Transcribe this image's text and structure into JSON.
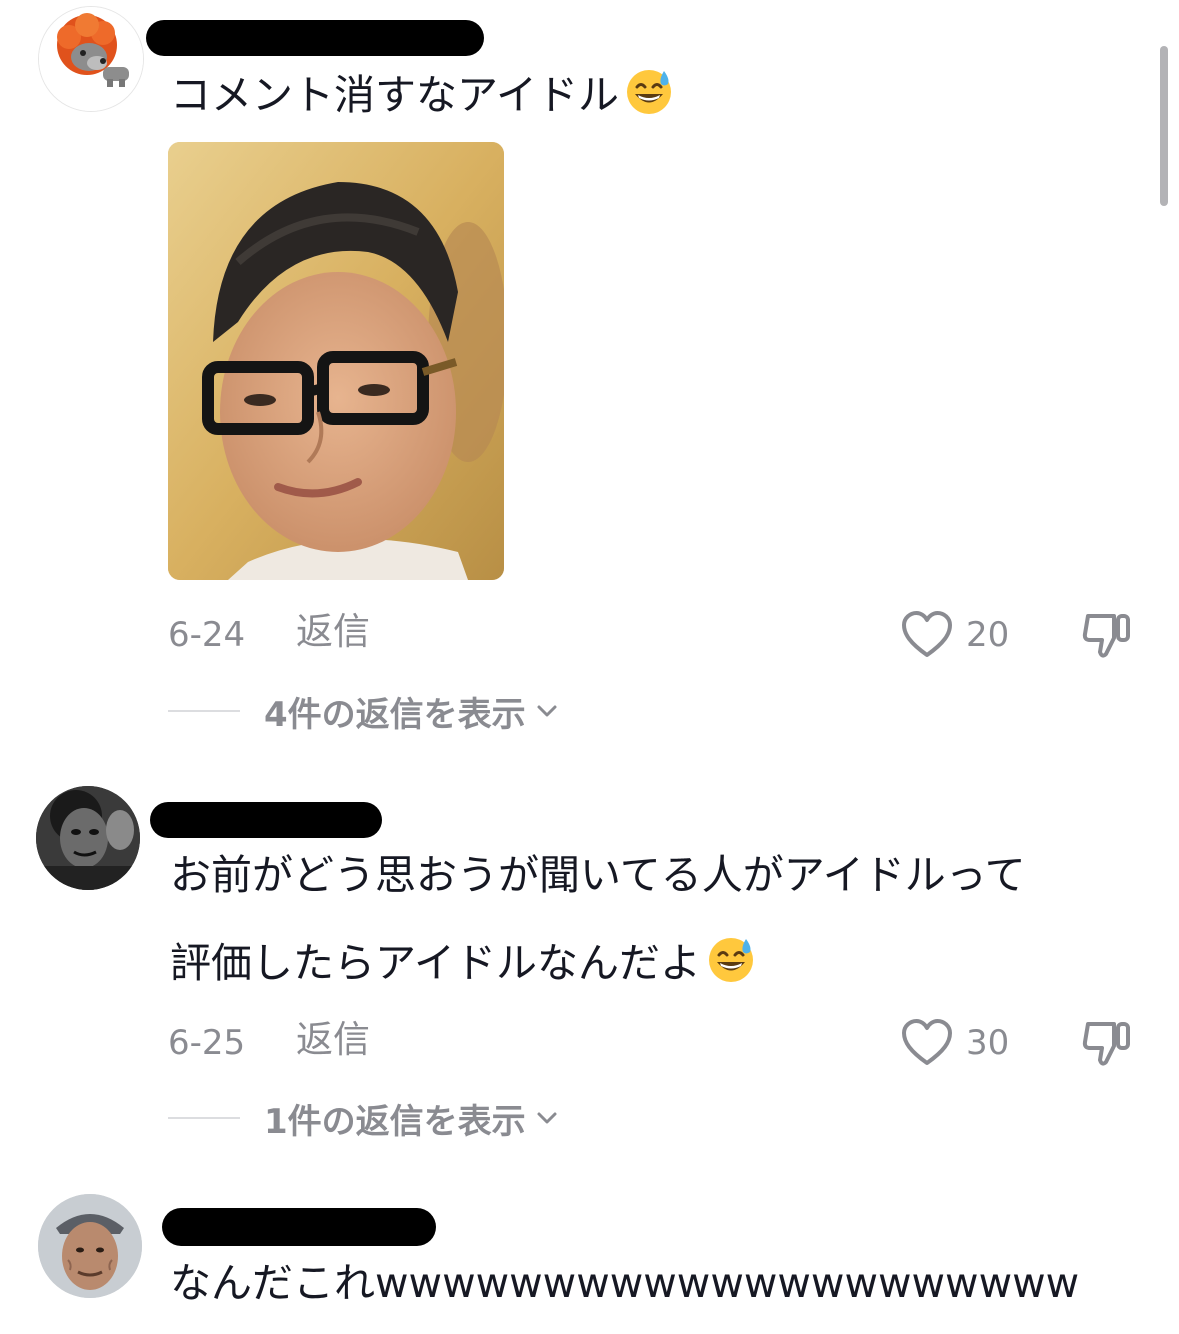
{
  "comments": [
    {
      "text": "コメント消すなアイドル",
      "emoji": "grinning-sweat-emoji",
      "has_photo": true,
      "date": "6-24",
      "reply_label": "返信",
      "likes": "20",
      "view_replies": "4件の返信を表示"
    },
    {
      "text_line1": "お前がどう思おうが聞いてる人がアイドルって",
      "text_line2": "評価したらアイドルなんだよ",
      "emoji": "grinning-sweat-emoji",
      "date": "6-25",
      "reply_label": "返信",
      "likes": "30",
      "view_replies": "1件の返信を表示"
    },
    {
      "text": "なんだこれwwwwwwwwwwwwwwwwwwwww"
    }
  ],
  "colors": {
    "text": "#161823",
    "meta": "#8a8b91",
    "redaction": "#000000",
    "background": "#ffffff"
  }
}
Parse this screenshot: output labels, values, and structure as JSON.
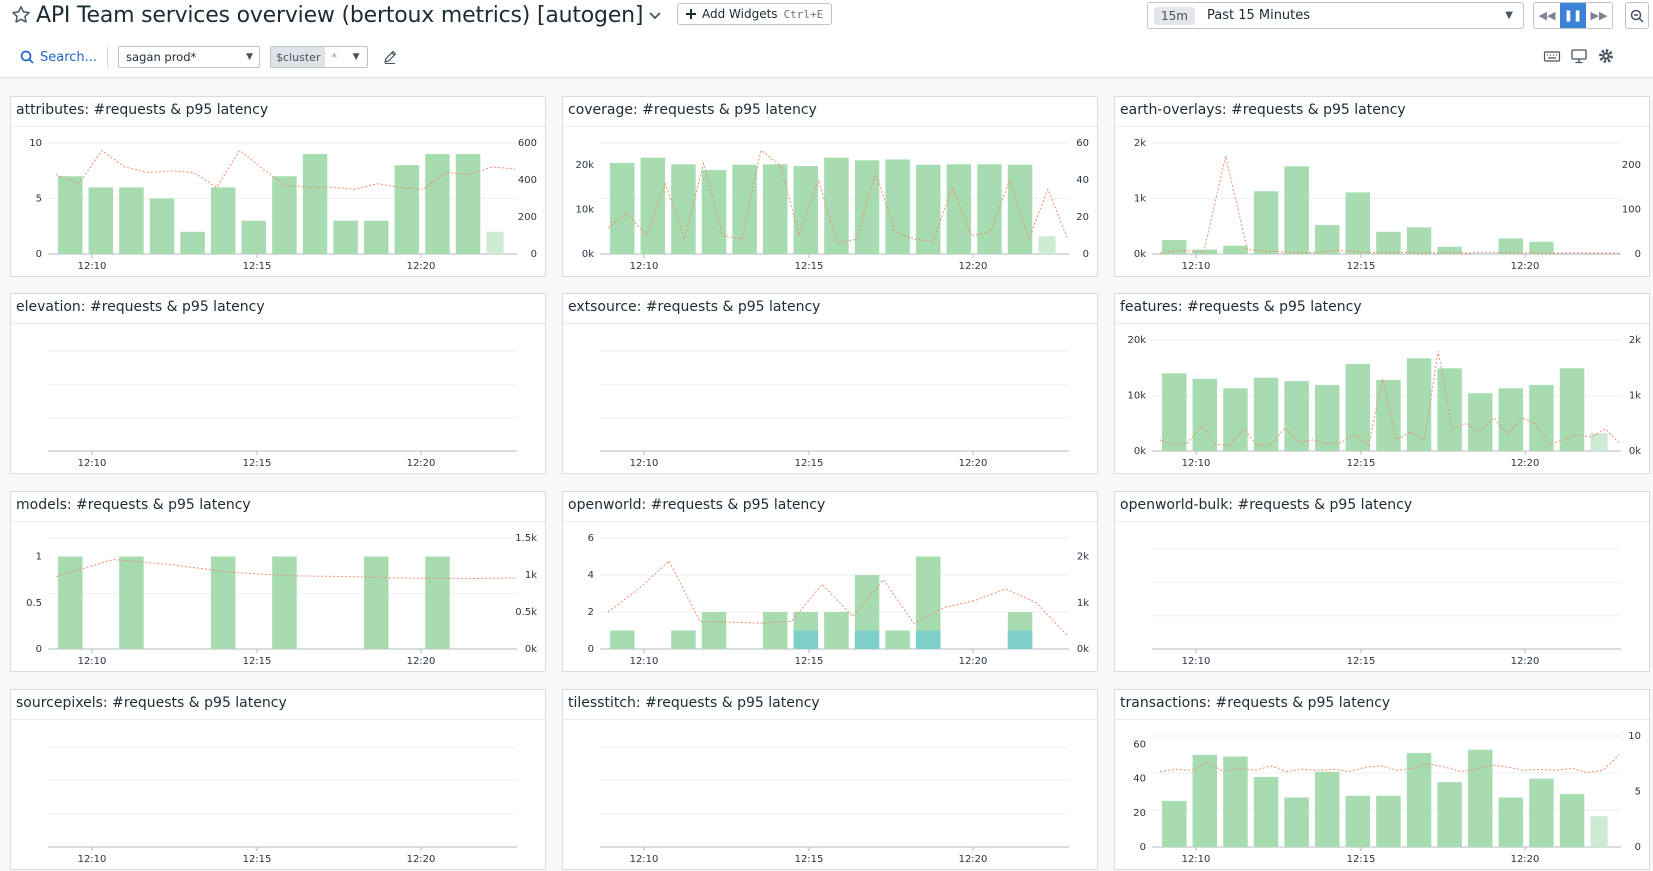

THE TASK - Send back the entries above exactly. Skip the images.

WRITTEN ANSWER -
Transcribe this image's text and structure into JSON.
{
  "comments": [
    {
      "text": "コメント消すなアイドル",
      "emoji": "grinning-sweat-emoji",
      "has_photo": true,
      "date": "6-24",
      "reply_label": "返信",
      "likes": "20",
      "view_replies": "4件の返信を表示"
    },
    {
      "text_line1": "お前がどう思おうが聞いてる人がアイドルって",
      "text_line2": "評価したらアイドルなんだよ",
      "emoji": "grinning-sweat-emoji",
      "date": "6-25",
      "reply_label": "返信",
      "likes": "30",
      "view_replies": "1件の返信を表示"
    },
    {
      "text": "なんだこれwwwwwwwwwwwwwwwwwwwww"
    }
  ],
  "colors": {
    "text": "#161823",
    "meta": "#8a8b91",
    "redaction": "#000000",
    "background": "#ffffff"
  }
}
Parse this screenshot: output labels, values, and structure as JSON.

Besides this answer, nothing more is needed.